What follows is a block of records; reproduce all of it verbatim.

(Items from a dataset)
::::

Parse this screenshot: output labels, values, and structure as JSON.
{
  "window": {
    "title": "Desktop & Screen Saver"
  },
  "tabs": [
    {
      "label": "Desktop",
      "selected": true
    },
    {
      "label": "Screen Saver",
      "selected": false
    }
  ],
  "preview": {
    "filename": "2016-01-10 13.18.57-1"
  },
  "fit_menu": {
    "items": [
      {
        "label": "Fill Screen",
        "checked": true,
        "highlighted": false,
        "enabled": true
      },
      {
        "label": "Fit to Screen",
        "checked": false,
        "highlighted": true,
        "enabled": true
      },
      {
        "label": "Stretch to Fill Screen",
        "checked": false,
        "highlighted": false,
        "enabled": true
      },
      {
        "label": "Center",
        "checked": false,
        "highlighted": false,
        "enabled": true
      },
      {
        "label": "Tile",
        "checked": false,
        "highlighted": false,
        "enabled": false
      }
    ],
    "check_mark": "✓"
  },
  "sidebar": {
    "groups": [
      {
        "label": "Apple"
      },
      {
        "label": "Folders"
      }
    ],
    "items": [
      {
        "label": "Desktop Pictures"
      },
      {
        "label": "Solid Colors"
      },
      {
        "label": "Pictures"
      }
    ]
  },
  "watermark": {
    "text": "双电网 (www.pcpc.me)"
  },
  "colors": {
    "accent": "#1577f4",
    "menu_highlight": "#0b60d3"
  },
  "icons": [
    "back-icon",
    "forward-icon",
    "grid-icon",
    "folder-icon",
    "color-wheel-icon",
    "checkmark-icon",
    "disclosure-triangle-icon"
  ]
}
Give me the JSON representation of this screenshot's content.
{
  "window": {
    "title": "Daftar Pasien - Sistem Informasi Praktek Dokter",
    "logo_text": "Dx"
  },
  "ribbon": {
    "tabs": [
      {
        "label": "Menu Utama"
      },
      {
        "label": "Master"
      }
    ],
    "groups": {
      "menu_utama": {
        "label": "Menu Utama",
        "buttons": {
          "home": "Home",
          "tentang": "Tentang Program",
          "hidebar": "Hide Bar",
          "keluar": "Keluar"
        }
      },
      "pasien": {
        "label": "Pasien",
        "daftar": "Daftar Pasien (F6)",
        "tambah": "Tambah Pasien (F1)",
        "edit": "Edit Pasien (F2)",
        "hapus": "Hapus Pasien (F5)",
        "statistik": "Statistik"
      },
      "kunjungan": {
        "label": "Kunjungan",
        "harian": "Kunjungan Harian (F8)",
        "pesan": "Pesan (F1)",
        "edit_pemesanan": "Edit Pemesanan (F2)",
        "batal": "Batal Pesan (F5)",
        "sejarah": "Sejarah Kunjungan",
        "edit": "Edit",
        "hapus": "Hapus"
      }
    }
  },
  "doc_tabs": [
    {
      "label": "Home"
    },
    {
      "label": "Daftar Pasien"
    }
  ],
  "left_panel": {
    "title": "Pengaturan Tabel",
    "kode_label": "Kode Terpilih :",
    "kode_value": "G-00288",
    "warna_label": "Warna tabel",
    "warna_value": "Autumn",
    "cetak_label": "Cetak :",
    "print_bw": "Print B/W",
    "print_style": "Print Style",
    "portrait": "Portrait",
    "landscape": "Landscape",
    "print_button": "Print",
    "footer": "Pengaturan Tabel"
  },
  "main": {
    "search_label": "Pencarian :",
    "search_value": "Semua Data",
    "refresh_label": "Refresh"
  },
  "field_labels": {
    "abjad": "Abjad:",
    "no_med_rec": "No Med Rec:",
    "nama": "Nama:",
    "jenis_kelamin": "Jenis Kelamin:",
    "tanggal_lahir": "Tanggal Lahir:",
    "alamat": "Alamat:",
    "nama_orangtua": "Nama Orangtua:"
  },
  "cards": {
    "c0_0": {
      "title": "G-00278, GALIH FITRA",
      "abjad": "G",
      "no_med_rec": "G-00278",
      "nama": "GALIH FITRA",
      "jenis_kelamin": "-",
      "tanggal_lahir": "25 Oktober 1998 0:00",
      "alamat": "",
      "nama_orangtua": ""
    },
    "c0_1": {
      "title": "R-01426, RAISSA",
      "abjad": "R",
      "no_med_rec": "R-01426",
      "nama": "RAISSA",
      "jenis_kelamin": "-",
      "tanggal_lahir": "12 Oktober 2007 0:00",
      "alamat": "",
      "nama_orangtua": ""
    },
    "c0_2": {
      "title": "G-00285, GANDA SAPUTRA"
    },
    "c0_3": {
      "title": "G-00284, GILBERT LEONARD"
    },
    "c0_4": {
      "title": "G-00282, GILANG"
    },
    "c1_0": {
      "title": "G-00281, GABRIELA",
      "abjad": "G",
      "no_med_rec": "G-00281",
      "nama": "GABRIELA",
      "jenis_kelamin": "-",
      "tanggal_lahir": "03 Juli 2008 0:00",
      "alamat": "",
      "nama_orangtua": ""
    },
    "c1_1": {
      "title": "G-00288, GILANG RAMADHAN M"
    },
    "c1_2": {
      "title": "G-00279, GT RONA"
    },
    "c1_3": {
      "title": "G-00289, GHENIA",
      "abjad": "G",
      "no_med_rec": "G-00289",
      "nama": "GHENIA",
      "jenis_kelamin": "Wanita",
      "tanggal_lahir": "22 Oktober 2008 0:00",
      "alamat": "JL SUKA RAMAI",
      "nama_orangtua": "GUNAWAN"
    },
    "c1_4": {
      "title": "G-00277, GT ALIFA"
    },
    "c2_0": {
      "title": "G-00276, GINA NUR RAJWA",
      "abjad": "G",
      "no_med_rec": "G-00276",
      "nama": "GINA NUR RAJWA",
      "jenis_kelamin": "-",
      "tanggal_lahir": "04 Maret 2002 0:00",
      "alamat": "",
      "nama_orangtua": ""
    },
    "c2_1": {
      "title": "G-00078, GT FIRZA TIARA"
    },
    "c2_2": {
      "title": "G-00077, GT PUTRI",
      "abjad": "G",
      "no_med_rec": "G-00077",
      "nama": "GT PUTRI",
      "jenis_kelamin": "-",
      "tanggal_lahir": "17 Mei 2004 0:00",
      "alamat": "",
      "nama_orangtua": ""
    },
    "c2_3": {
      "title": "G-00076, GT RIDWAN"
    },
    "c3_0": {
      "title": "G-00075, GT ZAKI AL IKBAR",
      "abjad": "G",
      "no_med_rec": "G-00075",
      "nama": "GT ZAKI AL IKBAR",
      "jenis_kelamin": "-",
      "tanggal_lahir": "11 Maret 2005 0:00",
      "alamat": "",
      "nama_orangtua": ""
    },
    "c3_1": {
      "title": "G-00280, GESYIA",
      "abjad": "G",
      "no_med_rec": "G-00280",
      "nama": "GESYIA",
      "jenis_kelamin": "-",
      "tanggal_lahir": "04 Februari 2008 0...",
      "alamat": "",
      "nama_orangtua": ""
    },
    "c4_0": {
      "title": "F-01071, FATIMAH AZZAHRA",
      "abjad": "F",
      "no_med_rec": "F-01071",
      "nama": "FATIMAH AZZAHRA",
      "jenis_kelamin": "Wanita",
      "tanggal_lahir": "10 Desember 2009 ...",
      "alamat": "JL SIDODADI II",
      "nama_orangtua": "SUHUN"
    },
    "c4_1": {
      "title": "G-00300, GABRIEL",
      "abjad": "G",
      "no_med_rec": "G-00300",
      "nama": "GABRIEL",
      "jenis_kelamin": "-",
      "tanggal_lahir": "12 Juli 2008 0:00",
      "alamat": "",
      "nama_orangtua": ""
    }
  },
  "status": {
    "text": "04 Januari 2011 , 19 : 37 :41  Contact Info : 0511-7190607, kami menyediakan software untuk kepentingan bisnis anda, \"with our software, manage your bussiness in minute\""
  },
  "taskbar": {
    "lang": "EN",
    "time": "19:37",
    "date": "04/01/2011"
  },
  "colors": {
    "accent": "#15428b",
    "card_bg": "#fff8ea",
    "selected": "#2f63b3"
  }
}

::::

**Task result**
Parse this screenshot: output labels, values, and structure as JSON.
{
  "window": {
    "title": "Desktop & Screen Saver"
  },
  "tabs": [
    {
      "label": "Desktop",
      "selected": true
    },
    {
      "label": "Screen Saver",
      "selected": false
    }
  ],
  "preview": {
    "filename": "2016-01-10 13.18.57-1"
  },
  "fit_menu": {
    "items": [
      {
        "label": "Fill Screen",
        "checked": true,
        "highlighted": false,
        "enabled": true
      },
      {
        "label": "Fit to Screen",
        "checked": false,
        "highlighted": true,
        "enabled": true
      },
      {
        "label": "Stretch to Fill Screen",
        "checked": false,
        "highlighted": false,
        "enabled": true
      },
      {
        "label": "Center",
        "checked": false,
        "highlighted": false,
        "enabled": true
      },
      {
        "label": "Tile",
        "checked": false,
        "highlighted": false,
        "enabled": false
      }
    ],
    "check_mark": "✓"
  },
  "sidebar": {
    "groups": [
      {
        "label": "Apple"
      },
      {
        "label": "Folders"
      }
    ],
    "items": [
      {
        "label": "Desktop Pictures"
      },
      {
        "label": "Solid Colors"
      },
      {
        "label": "Pictures"
      }
    ]
  },
  "watermark": {
    "text": "双电网 (www.pcpc.me)"
  },
  "colors": {
    "accent": "#1577f4",
    "menu_highlight": "#0b60d3"
  },
  "icons": [
    "back-icon",
    "forward-icon",
    "grid-icon",
    "folder-icon",
    "color-wheel-icon",
    "checkmark-icon",
    "disclosure-triangle-icon"
  ]
}
Give me the JSON representation of this screenshot's content.
{
  "window": {
    "title": "Daftar Pasien - Sistem Informasi Praktek Dokter",
    "logo_text": "Dx"
  },
  "ribbon": {
    "tabs": [
      {
        "label": "Menu Utama"
      },
      {
        "label": "Master"
      }
    ],
    "groups": {
      "menu_utama": {
        "label": "Menu Utama",
        "buttons": {
          "home": "Home",
          "tentang": "Tentang Program",
          "hidebar": "Hide Bar",
          "keluar": "Keluar"
        }
      },
      "pasien": {
        "label": "Pasien",
        "daftar": "Daftar Pasien (F6)",
        "tambah": "Tambah Pasien (F1)",
        "edit": "Edit Pasien (F2)",
        "hapus": "Hapus Pasien (F5)",
        "statistik": "Statistik"
      },
      "kunjungan": {
        "label": "Kunjungan",
        "harian": "Kunjungan Harian (F8)",
        "pesan": "Pesan (F1)",
        "edit_pemesanan": "Edit Pemesanan (F2)",
        "batal": "Batal Pesan (F5)",
        "sejarah": "Sejarah Kunjungan",
        "edit": "Edit",
        "hapus": "Hapus"
      }
    }
  },
  "doc_tabs": [
    {
      "label": "Home"
    },
    {
      "label": "Daftar Pasien"
    }
  ],
  "left_panel": {
    "title": "Pengaturan Tabel",
    "kode_label": "Kode Terpilih :",
    "kode_value": "G-00288",
    "warna_label": "Warna tabel",
    "warna_value": "Autumn",
    "cetak_label": "Cetak :",
    "print_bw": "Print B/W",
    "print_style": "Print Style",
    "portrait": "Portrait",
    "landscape": "Landscape",
    "print_button": "Print",
    "footer": "Pengaturan Tabel"
  },
  "main": {
    "search_label": "Pencarian :",
    "search_value": "Semua Data",
    "refresh_label": "Refresh"
  },
  "field_labels": {
    "abjad": "Abjad:",
    "no_med_rec": "No Med Rec:",
    "nama": "Nama:",
    "jenis_kelamin": "Jenis Kelamin:",
    "tanggal_lahir": "Tanggal Lahir:",
    "alamat": "Alamat:",
    "nama_orangtua": "Nama Orangtua:"
  },
  "cards": {
    "c0_0": {
      "title": "G-00278, GALIH FITRA",
      "abjad": "G",
      "no_med_rec": "G-00278",
      "nama": "GALIH FITRA",
      "jenis_kelamin": "-",
      "tanggal_lahir": "25 Oktober 1998 0:00",
      "alamat": "",
      "nama_orangtua": ""
    },
    "c0_1": {
      "title": "R-01426, RAISSA",
      "abjad": "R",
      "no_med_rec": "R-01426",
      "nama": "RAISSA",
      "jenis_kelamin": "-",
      "tanggal_lahir": "12 Oktober 2007 0:00",
      "alamat": "",
      "nama_orangtua": ""
    },
    "c0_2": {
      "title": "G-00285, GANDA SAPUTRA"
    },
    "c0_3": {
      "title": "G-00284, GILBERT LEONARD"
    },
    "c0_4": {
      "title": "G-00282, GILANG"
    },
    "c1_0": {
      "title": "G-00281, GABRIELA",
      "abjad": "G",
      "no_med_rec": "G-00281",
      "nama": "GABRIELA",
      "jenis_kelamin": "-",
      "tanggal_lahir": "03 Juli 2008 0:00",
      "alamat": "",
      "nama_orangtua": ""
    },
    "c1_1": {
      "title": "G-00288, GILANG RAMADHAN M"
    },
    "c1_2": {
      "title": "G-00279, GT RONA"
    },
    "c1_3": {
      "title": "G-00289, GHENIA",
      "abjad": "G",
      "no_med_rec": "G-00289",
      "nama": "GHENIA",
      "jenis_kelamin": "Wanita",
      "tanggal_lahir": "22 Oktober 2008 0:00",
      "alamat": "JL SUKA RAMAI",
      "nama_orangtua": "GUNAWAN"
    },
    "c1_4": {
      "title": "G-00277, GT ALIFA"
    },
    "c2_0": {
      "title": "G-00276, GINA NUR RAJWA",
      "abjad": "G",
      "no_med_rec": "G-00276",
      "nama": "GINA NUR RAJWA",
      "jenis_kelamin": "-",
      "tanggal_lahir": "04 Maret 2002 0:00",
      "alamat": "",
      "nama_orangtua": ""
    },
    "c2_1": {
      "title": "G-00078, GT FIRZA TIARA"
    },
    "c2_2": {
      "title": "G-00077, GT PUTRI",
      "abjad": "G",
      "no_med_rec": "G-00077",
      "nama": "GT PUTRI",
      "jenis_kelamin": "-",
      "tanggal_lahir": "17 Mei 2004 0:00",
      "alamat": "",
      "nama_orangtua": ""
    },
    "c2_3": {
      "title": "G-00076, GT RIDWAN"
    },
    "c3_0": {
      "title": "G-00075, GT ZAKI AL IKBAR",
      "abjad": "G",
      "no_med_rec": "G-00075",
      "nama": "GT ZAKI AL IKBAR",
      "jenis_kelamin": "-",
      "tanggal_lahir": "11 Maret 2005 0:00",
      "alamat": "",
      "nama_orangtua": ""
    },
    "c3_1": {
      "title": "G-00280, GESYIA",
      "abjad": "G",
      "no_med_rec": "G-00280",
      "nama": "GESYIA",
      "jenis_kelamin": "-",
      "tanggal_lahir": "04 Februari 2008 0...",
      "alamat": "",
      "nama_orangtua": ""
    },
    "c4_0": {
      "title": "F-01071, FATIMAH AZZAHRA",
      "abjad": "F",
      "no_med_rec": "F-01071",
      "nama": "FATIMAH AZZAHRA",
      "jenis_kelamin": "Wanita",
      "tanggal_lahir": "10 Desember 2009 ...",
      "alamat": "JL SIDODADI II",
      "nama_orangtua": "SUHUN"
    },
    "c4_1": {
      "title": "G-00300, GABRIEL",
      "abjad": "G",
      "no_med_rec": "G-00300",
      "nama": "GABRIEL",
      "jenis_kelamin": "-",
      "tanggal_lahir": "12 Juli 2008 0:00",
      "alamat": "",
      "nama_orangtua": ""
    }
  },
  "status": {
    "text": "04 Januari 2011 , 19 : 37 :41  Contact Info : 0511-7190607, kami menyediakan software untuk kepentingan bisnis anda, \"with our software, manage your bussiness in minute\""
  },
  "taskbar": {
    "lang": "EN",
    "time": "19:37",
    "date": "04/01/2011"
  },
  "colors": {
    "accent": "#15428b",
    "card_bg": "#fff8ea",
    "selected": "#2f63b3"
  }
}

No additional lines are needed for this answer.